Haven Trio and Jon Magnussen received a grant from Chamber Music America for him to compose this song cycle specifically for you three musicians. What was that process like? Did Jon present it to you as a finished work, or was there some back-and-forth? One of the really fun parts about working with living composers is that it truly becomes a collaborative process. Jon heard our performances and knew what our collective and individual strengths were, so he had that in mind as he wrote. If he had a question about something or wasn’t sure if it would work, he asked us. We met in August to play through the work for the first time, and after that, Jon made a few more adjustments.
Haven Trio is described as “a refuge for the creation of new music for soprano, clarinet, and piano.” How did you come to focus on contemporary chamber music? We all love all styles and genres of music, but I think it’s fair to say that we all like the process of bringing a piece to life from the initial stages of working with composers in composition, to performing the work, to introducing audiences to contemporary works. We tend to perform music of composers who know us well and are not afraid to tell us exactly what their vision of a work is. These same composers also know our strengths and can, therefore, write well for us. In our careers, we have found that listeners may be ‘scared’ of contemporary music. Ideally, we want to create music and present it so that audiences feel connected to the music.
You live in the Dallas area, but Lindsay is in North Carolina and Midori lives in Canada.
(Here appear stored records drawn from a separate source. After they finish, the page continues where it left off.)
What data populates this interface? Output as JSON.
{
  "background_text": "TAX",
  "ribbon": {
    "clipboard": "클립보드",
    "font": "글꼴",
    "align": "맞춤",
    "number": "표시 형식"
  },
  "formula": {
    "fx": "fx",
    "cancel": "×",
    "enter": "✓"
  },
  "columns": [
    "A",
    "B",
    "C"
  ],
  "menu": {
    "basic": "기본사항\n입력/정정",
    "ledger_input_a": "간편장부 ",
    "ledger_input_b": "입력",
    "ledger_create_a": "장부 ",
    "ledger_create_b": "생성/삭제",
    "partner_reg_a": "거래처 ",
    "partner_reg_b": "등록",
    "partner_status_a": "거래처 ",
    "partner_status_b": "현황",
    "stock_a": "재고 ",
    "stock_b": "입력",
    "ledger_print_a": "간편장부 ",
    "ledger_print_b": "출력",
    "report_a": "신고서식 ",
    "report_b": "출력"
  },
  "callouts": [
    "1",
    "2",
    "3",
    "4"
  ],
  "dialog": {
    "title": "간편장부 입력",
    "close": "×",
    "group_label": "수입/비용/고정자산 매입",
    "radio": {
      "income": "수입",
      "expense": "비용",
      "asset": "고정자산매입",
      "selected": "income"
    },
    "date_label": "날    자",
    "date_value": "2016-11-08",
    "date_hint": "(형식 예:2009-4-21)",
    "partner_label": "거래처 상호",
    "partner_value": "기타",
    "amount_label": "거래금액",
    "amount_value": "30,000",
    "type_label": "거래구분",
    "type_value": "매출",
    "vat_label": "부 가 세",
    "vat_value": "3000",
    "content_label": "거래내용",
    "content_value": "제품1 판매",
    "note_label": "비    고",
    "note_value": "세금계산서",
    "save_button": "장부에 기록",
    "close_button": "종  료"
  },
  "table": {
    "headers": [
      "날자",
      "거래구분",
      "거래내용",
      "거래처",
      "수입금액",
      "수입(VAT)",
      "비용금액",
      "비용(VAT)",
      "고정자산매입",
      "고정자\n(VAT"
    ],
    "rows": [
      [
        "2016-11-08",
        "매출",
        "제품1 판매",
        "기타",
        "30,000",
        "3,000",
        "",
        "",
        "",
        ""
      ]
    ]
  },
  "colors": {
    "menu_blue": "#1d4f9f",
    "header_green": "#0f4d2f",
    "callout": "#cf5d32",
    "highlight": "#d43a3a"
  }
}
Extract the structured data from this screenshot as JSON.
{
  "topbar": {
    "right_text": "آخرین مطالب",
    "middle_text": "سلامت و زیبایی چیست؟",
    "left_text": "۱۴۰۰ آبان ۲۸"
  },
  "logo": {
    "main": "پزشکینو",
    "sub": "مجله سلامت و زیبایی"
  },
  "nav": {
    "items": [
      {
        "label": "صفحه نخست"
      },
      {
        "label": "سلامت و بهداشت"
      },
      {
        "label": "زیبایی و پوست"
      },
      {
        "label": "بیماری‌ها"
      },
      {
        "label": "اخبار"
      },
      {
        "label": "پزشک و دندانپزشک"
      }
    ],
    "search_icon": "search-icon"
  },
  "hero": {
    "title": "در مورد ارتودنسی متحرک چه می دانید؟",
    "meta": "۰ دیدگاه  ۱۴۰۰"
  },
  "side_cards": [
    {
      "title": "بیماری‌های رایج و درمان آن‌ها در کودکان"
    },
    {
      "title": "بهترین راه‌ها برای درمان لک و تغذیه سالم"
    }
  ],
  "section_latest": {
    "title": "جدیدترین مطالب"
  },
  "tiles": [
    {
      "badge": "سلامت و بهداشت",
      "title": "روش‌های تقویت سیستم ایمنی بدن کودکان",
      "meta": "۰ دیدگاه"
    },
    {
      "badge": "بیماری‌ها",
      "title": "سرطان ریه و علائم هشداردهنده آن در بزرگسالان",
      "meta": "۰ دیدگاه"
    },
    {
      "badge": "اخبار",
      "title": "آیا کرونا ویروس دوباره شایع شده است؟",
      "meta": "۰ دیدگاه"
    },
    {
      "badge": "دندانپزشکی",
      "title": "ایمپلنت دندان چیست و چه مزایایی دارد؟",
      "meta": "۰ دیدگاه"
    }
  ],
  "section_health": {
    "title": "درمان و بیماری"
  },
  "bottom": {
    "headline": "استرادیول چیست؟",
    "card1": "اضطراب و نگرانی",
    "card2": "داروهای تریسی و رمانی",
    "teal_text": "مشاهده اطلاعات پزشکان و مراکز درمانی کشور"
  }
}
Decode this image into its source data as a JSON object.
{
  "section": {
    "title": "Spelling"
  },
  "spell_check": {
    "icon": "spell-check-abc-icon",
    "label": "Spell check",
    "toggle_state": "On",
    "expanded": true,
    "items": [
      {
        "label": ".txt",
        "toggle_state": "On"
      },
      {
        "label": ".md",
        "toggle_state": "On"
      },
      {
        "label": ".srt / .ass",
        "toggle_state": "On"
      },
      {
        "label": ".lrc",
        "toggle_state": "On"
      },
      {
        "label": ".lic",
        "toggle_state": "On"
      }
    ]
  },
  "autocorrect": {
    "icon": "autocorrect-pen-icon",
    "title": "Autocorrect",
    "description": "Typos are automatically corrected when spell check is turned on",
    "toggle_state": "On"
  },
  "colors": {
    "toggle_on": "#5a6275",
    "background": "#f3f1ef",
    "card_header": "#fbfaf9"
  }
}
How did the three of you meet and form Haven Trio? How do you work on music together? Is there a lot of traveling, or do you Skype? Well, it is a long story of how we met! Midori and I played together in a different contemporary music group for over 10 years when we both lived in Michigan. After that group stopped performing, Midori and I continued to perform, but she was in Toronto by that point. (Michigan and Toronto—still not so far apart.) Lindsay, Midori, and I then began to collaborate when Lindsay and I taught at the same institution in Michigan. We found we really had terrific chemistry, a similar outlook in our approaches, and we really love performing together. Even when new jobs and life decisions drew us to geographically distant places, we wanted to continue collaborating. Typically, we do 10-day “residencies” twice a year when we come together for a series of concerts in a single location. We do some Skype-type work, but we also do lots of recording of our own parts that we send to each other for help in preparation. When we arrive in the concert place, we have time to rehearse, but since we’ve recorded and listened lots to each other’s parts by that point, we can get right to music-making and interpretive decisions.
Do you find that being a teacher influences you as a performer? If so, how? I tell my students, “Teaching educates my performance; performing educates my teaching.” I couldn’t imagine doing one without the other. If I am guiding my students to reach musical decisions or to incorporate certain ideals or aesthetics for effective performances, I am reminded that I must always do the same!
How old were you when you started playing the clarinet? Why did you choose it? I started playing the clarinet in my public school band program in New Mexico when I was 8 years old. I am grateful to my band directors—I wouldn’t be a musician today were it not for their guidance. I was lucky to begin private lessons when I was 12 years old. I hate to say it, but I chose clarinet because my older sister played flute! I didn’t really know enough to have a good reason to pick it! However, I truly love the clarinet sound and color—I can’t imagine playing any other instrument at this point.
What types of music do you like to share with your kids? What type of music do they like? We listen to all kinds of music at home. Honestly, my children prefer popular music to classical, but both play instruments and have studied music their entire lives. When I’m not teaching or playing, I typically listen to something other than classical music (since that’s what I hear almost all day). I love jazz and world music—especially Brazilian music.
Who’s your favorite composer to listen to? To play? Whatever composer’s music I am currently working on. Truly, I don’t have a favorite—there is so much wonderful, moving music!
What’s your favorite sound (musical or non-musical)? Least favorite? I love sounds of nature—waterfalls, birds singing, wind rustling through trees, rainstorms. Least favorite? Fingernails on a chalkboard.
Once you leave this world and reach the pearly gates, what celestial concert are you looking forward to? That’s a tough choice! If it were possible to hear the premiere (or one of the original performances) of Beethoven’s Symphony No. 9, that would be amazing, I’m sure. But I wouldn’t say no to Bach at the organ… or Mozart at the piano.